Work instruction: Work out how many lines of the data below hold the string "photos". Answer with that number alone.

Task data:
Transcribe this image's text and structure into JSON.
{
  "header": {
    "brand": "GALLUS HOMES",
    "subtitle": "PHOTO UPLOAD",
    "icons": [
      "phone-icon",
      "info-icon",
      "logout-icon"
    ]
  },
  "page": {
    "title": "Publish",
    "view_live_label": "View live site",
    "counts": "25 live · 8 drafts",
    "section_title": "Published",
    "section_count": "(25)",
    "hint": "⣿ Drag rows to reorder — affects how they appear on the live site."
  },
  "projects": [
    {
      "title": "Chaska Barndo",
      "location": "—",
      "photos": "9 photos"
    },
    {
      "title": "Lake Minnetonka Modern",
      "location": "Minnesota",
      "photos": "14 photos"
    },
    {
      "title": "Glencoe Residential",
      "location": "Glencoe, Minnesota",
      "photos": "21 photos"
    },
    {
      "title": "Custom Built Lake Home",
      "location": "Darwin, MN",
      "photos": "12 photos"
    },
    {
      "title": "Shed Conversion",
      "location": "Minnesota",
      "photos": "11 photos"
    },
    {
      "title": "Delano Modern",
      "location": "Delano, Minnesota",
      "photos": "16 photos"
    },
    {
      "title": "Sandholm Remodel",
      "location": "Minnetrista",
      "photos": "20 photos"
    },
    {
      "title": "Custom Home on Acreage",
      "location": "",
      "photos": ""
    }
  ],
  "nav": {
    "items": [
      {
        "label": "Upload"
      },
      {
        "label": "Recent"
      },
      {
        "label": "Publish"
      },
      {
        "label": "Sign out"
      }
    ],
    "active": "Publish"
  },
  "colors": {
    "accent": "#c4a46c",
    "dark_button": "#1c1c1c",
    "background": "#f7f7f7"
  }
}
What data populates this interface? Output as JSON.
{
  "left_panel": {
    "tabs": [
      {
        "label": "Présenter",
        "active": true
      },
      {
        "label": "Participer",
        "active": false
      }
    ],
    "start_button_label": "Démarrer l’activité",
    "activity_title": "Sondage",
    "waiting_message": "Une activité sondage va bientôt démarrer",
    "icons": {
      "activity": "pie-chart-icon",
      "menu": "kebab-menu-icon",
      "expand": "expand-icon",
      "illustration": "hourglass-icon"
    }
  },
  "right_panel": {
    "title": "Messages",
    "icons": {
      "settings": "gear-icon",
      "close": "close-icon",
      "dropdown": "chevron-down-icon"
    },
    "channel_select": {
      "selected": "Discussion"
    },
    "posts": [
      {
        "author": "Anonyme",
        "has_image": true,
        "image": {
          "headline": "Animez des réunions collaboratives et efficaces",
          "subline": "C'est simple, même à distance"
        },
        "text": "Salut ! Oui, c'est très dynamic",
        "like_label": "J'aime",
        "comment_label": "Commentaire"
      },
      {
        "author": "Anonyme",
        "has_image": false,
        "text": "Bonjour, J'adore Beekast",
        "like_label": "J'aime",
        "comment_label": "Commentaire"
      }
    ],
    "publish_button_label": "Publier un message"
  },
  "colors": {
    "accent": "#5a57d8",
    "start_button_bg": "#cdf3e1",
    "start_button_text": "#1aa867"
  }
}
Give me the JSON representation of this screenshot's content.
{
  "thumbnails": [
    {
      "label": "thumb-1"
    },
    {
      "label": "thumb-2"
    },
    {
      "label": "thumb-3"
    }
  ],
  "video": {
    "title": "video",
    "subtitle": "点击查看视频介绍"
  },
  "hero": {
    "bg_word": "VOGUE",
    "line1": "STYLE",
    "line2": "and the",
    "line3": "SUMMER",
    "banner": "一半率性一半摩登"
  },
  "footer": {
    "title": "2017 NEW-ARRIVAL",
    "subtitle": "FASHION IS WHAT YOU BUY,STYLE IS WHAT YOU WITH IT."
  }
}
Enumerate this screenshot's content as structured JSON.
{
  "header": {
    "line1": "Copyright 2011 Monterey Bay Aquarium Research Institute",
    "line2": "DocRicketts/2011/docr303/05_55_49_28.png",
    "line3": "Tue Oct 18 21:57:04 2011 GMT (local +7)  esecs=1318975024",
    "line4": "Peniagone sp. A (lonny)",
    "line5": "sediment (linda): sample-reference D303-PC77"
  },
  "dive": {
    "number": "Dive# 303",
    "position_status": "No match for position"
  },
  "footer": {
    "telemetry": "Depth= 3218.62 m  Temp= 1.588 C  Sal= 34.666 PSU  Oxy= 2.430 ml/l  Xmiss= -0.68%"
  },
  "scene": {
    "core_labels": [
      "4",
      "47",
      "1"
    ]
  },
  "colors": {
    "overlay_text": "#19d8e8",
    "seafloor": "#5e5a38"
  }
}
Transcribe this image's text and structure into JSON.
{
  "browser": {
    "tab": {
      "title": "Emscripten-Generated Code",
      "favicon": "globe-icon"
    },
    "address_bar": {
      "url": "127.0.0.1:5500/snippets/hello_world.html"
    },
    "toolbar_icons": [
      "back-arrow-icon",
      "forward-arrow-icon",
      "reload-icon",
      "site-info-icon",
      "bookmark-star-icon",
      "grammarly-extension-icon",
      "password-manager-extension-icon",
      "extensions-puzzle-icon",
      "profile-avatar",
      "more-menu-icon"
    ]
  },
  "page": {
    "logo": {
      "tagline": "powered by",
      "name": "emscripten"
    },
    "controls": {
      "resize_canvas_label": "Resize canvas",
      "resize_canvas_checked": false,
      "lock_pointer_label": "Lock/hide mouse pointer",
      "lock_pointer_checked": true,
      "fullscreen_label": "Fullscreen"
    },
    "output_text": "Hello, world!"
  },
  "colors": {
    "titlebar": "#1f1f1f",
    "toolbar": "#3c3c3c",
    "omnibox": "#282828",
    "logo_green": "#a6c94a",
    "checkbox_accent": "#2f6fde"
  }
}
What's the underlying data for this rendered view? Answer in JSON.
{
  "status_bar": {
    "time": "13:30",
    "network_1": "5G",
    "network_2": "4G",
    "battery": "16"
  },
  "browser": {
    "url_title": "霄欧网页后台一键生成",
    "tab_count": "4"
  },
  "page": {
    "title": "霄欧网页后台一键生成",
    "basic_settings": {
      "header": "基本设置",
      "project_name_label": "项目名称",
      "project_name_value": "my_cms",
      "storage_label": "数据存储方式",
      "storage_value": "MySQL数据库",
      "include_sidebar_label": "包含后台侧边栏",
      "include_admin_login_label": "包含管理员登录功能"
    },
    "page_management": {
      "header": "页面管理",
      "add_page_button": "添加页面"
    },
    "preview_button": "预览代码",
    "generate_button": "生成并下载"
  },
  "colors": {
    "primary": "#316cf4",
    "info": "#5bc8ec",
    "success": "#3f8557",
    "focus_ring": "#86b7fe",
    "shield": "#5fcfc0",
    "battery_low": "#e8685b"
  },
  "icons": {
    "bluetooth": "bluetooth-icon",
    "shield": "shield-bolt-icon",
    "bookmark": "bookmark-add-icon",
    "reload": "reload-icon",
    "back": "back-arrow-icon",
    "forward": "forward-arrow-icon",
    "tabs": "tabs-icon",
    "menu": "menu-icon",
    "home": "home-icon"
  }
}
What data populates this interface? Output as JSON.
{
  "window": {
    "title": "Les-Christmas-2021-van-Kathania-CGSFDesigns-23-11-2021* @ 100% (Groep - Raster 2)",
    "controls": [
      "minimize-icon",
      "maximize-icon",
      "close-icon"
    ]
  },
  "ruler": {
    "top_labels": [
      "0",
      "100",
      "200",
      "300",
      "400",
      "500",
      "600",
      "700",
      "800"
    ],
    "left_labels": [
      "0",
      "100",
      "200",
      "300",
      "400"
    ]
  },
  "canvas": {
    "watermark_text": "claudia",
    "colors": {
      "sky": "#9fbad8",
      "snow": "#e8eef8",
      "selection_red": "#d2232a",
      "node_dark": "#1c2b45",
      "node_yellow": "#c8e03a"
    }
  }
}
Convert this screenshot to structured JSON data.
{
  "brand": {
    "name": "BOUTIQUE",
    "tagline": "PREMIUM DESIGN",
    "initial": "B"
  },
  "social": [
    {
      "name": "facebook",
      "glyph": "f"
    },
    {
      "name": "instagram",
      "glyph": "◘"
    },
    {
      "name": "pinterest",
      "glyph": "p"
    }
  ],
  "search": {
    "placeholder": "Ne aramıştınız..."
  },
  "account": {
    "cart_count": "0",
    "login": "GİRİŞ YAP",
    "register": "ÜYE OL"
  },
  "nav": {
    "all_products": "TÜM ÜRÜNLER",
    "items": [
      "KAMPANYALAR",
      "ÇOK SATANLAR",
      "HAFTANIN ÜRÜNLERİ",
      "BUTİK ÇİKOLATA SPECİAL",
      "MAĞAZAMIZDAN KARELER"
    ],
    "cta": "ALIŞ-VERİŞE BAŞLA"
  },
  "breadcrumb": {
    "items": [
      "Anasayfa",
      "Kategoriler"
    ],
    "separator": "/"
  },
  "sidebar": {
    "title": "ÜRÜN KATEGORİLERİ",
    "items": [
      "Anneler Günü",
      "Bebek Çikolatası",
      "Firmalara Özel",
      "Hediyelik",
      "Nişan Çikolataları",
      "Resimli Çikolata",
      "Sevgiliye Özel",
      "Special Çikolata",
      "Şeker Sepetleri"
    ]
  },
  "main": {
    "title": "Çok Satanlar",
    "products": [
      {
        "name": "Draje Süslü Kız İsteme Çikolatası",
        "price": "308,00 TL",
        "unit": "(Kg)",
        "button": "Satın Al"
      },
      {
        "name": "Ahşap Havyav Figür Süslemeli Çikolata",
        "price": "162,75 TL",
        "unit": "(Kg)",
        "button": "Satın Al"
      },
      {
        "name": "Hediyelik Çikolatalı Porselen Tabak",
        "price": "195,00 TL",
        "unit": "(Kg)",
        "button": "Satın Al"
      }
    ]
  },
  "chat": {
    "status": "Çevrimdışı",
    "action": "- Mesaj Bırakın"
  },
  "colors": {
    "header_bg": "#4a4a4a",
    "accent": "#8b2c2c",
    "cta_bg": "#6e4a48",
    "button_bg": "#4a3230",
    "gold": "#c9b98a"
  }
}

Exercise result: 8